A word about letters
Iâ€™ll go back to the Q&A later, but I wanted first to say something about the letters I get.
Because I donâ€™t generally give out my email address, those who want to write me either have to take their luck with this blogâ€™s comments department, or sit down and put ink on paper, address it to me (which address is at the bottom of my siteâ€™s home page, for all to see) and dig out a stamp with some stick to it. And in the fullness of time, sometimes months later, a reply will find its way from me to the writer.
Mostly. I do get the occasional postcard-too-casual-to-return-address, which is fine, and Iâ€™m afraid my sleuthing skills have failed a handful of times when it came to deciphering the scribble jammed into one corner of the envelope. And then there are those that deliberately leave off addresses.
Those break my heart, really they do. That poor lady in her eighties (with arthritis, to judge by her writing) who took me to task for failing her with FOLLY, when she had been led to believe that here, at last, was a writer who could be trusted not to curse, only to get to page whatever of the book and have her mortal eyes offended by my taking of the Lordâ€™s name in vain. (Iâ€™d actually pretty sure that Russell swears from time to time, but perhaps this ladyâ€™s mortal eyes were already beginning to fail when she got to those passages.)
I could never write to apologize for my offense, because she remained anonymous, and forever stung by the bitter disappointment of LRKâ€™s duplicity. I can only hope she got her money back at the store.
But then there are the other letters that leave me, well, puzzled. For example:
Dear Mrs. King,
[Mrs? I always think of Mrs. King as my mother-in-law.]
Until earlier this year, I was blissfully unaware of the chronicles of Mary Russell, but that state was permanently ended when I purchased â€œThe Beekeeperâ€™s Apprenticeâ€ at a 3-for-the-price-of-2 sale at my local Borders store. Since then, with the help of my local public library, I have finished reading all of the Mary Russell novels. I must confess that they have a certain charm, despite the (generally) paper-thin plots and the preponderance of lesbian characters.

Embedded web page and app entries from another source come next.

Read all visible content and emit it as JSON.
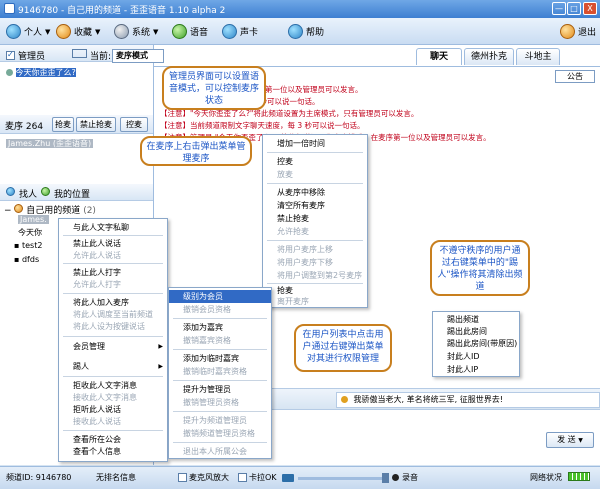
{
  "window": {
    "title": "9146780 - 自己用的频道 - 歪歪语音 1.10 alpha 2",
    "minimize": "—",
    "maximize": "□",
    "close": "X"
  },
  "toolbar": {
    "items": [
      {
        "label": "个人",
        "icon": "person-icon"
      },
      {
        "label": "收藏",
        "icon": "star-icon"
      },
      {
        "label": "系统",
        "icon": "gear-icon"
      },
      {
        "label": "语音",
        "icon": "phone-icon"
      },
      {
        "label": "声卡",
        "icon": "sound-icon"
      },
      {
        "label": "帮助",
        "icon": "help-icon"
      }
    ],
    "exit_label": "退出"
  },
  "left": {
    "admin_label": "管理员",
    "current_label": "当前:",
    "mode_select": "麦序模式",
    "announcement_row": "今天你歪歪了么?",
    "queue_label": "麦序 264",
    "queue_buttons": [
      "抢麦",
      "禁止抢麦",
      "控麦"
    ],
    "queue_user": "James.Zhu (歪歪语音)",
    "find_label": "找人",
    "my_location": "我的位置",
    "channel_name": "自己用的频道",
    "channel_count": "(2)",
    "users": [
      "James.",
      "今天你",
      "test2",
      "dfds"
    ]
  },
  "tabs": [
    "聊天",
    "德州扑克",
    "斗地主"
  ],
  "messages": [
    "【注意】当前频道已设置为麦序第一位以及管理员可以发言。",
    "【注意】文字发言速度，每 3 秒可以说一句话。",
    "【注意】\"今天你歪歪了么?\"将此频道设置为主席模式，只有管理员可以发言。",
    "【注意】当前频道限制文字聊天速度，每 3 秒可以说一句话。",
    "【注意】管理员 \"今天你歪歪了么?\" 将此频道设置为麦序模式，在麦序第一位以及管理员可以发言。"
  ],
  "notice_button": "公告",
  "queue_menu": {
    "items": [
      {
        "label": "增加一倍时间",
        "disabled": false
      },
      {
        "label": "控麦",
        "disabled": false
      },
      {
        "label": "放麦",
        "disabled": true
      },
      {
        "label": "从麦序中移除",
        "disabled": false
      },
      {
        "label": "清空所有麦序",
        "disabled": false
      },
      {
        "label": "禁止抢麦",
        "disabled": false
      },
      {
        "label": "允许抢麦",
        "disabled": true
      },
      {
        "label": "将用户麦序上移",
        "disabled": true
      },
      {
        "label": "将用户麦序下移",
        "disabled": true
      },
      {
        "label": "将用户调整到第2号麦序",
        "disabled": true
      },
      {
        "label": "抢麦",
        "disabled": false
      },
      {
        "label": "离开麦序",
        "disabled": true
      }
    ]
  },
  "user_menu": {
    "items": [
      {
        "label": "与此人文字私聊",
        "disabled": false
      },
      {
        "label": "禁止此人说话",
        "disabled": false
      },
      {
        "label": "允许此人说话",
        "disabled": true
      },
      {
        "label": "禁止此人打字",
        "disabled": false
      },
      {
        "label": "允许此人打字",
        "disabled": true
      },
      {
        "label": "将此人加入麦序",
        "disabled": false
      },
      {
        "label": "将此人调度至当前频道",
        "disabled": true
      },
      {
        "label": "将此人设为按键说话",
        "disabled": true
      },
      {
        "label": "会员管理",
        "disabled": false
      },
      {
        "label": "踢人",
        "disabled": false
      },
      {
        "label": "拒收此人文字消息",
        "disabled": false
      },
      {
        "label": "接收此人文字消息",
        "disabled": true
      },
      {
        "label": "拒听此人说话",
        "disabled": false
      },
      {
        "label": "接收此人说话",
        "disabled": true
      },
      {
        "label": "查看所在公会",
        "disabled": false
      },
      {
        "label": "查看个人信息",
        "disabled": false
      }
    ]
  },
  "member_submenu": {
    "items": [
      {
        "label": "级别为会员",
        "disabled": false
      },
      {
        "label": "撤销会员资格",
        "disabled": true
      },
      {
        "label": "添加为嘉宾",
        "disabled": false
      },
      {
        "label": "撤销嘉宾资格",
        "disabled": true
      },
      {
        "label": "添加为临时嘉宾",
        "disabled": false
      },
      {
        "label": "撤销临时嘉宾资格",
        "disabled": true
      },
      {
        "label": "提升为管理员",
        "disabled": false
      },
      {
        "label": "撤销管理员资格",
        "disabled": true
      },
      {
        "label": "提升为频道管理员",
        "disabled": true
      },
      {
        "label": "撤销频道管理员资格",
        "disabled": true
      },
      {
        "label": "退出本人所属公会",
        "disabled": true
      }
    ]
  },
  "kick_submenu": {
    "items": [
      "踢出频道",
      "踢出此房间",
      "踢出此房间(带原因)",
      "封此人ID",
      "封此人IP"
    ]
  },
  "callouts": {
    "admin": "管理员界面可以设置语音模式，可以控制麦序状态",
    "queue": "在麦序上右击弹出菜单管理麦序",
    "kick": "不遵守秩序的用户通过右键菜单中的\"踢人\"操作将其清除出频道",
    "userlist": "在用户列表中点击用户通过右键弹出菜单对其进行权限管理"
  },
  "input_text": "我骄傲当老大, 革名将统三军, 征服世界去!",
  "send_button": "发 送",
  "status": {
    "channel_id": "频道ID: 9146780",
    "no_title": "无排名信息",
    "mic_amp": "麦克风放大",
    "card_ok": "卡拉OK",
    "record": "录音",
    "net_status": "网络状况"
  }
}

[So at this point in my reading of her letter Iâ€™m thinking, Well, the writer has an Indian name, maybe itâ€™s that her grasp of English isnâ€™t terribly subtle? I mean, to be blissfully unaware of these books with paper thin plots and too many lesbians (although I have to wonder which Russells sheâ€™s been reading, that she found lesbians so thick underfoot) is an appropriate beginning for a scathing letter, but when one goes from reluctantly accepting a free book to actively seeking out the series in the library, it indicates a certain affection, does it not?]

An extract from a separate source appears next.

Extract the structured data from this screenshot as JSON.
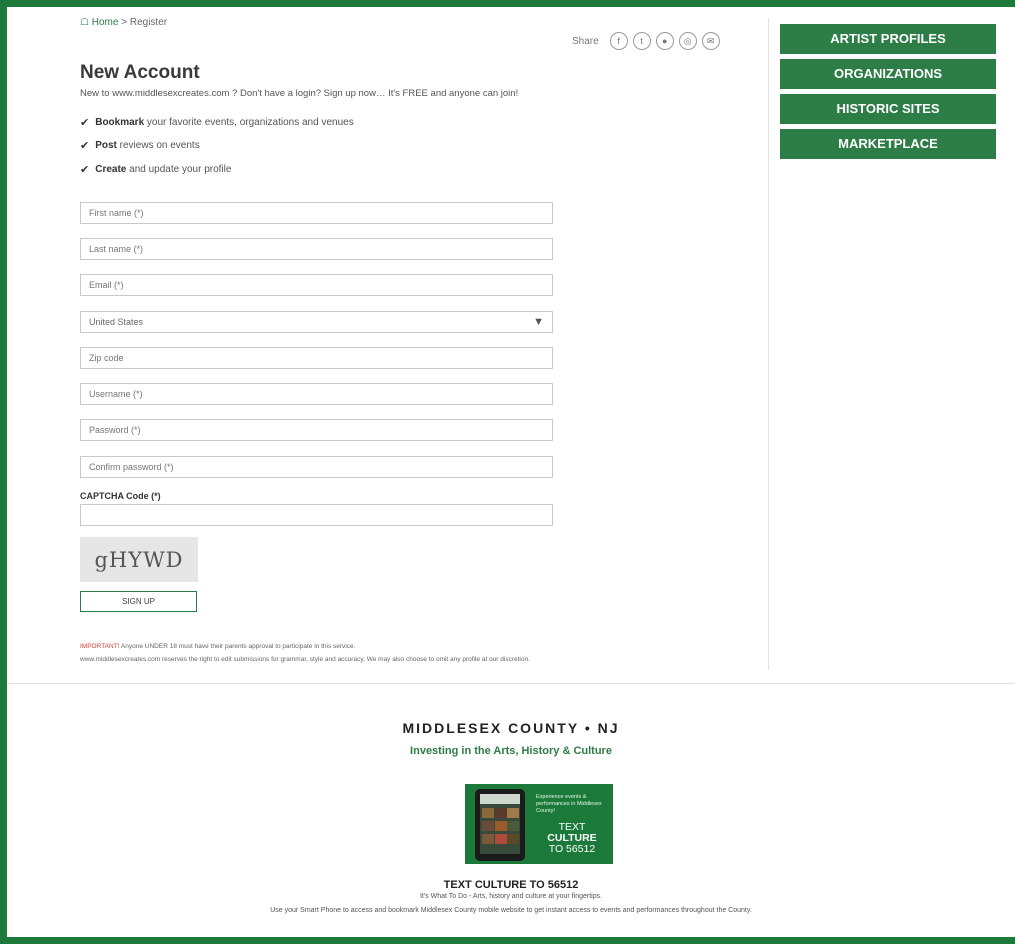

The reader then goes on to praise my theological subtlety, congratulate me [?] on remaining uninvolved with the Dan Brown plagiarism case, and correct a transliteration from THE GAME, finally ending by saying cheerfully that sheâ€™s looking forward to more of the series, including the â€œinevitableâ€ revelation that James Bond was Russellâ€™s son and Mycroft the original M.
You see why this letter has sat on my desk, so long unanswered? Where does one begin? Should my reply take an apologetic tone, or one of thanks?
Iâ€™m so confused.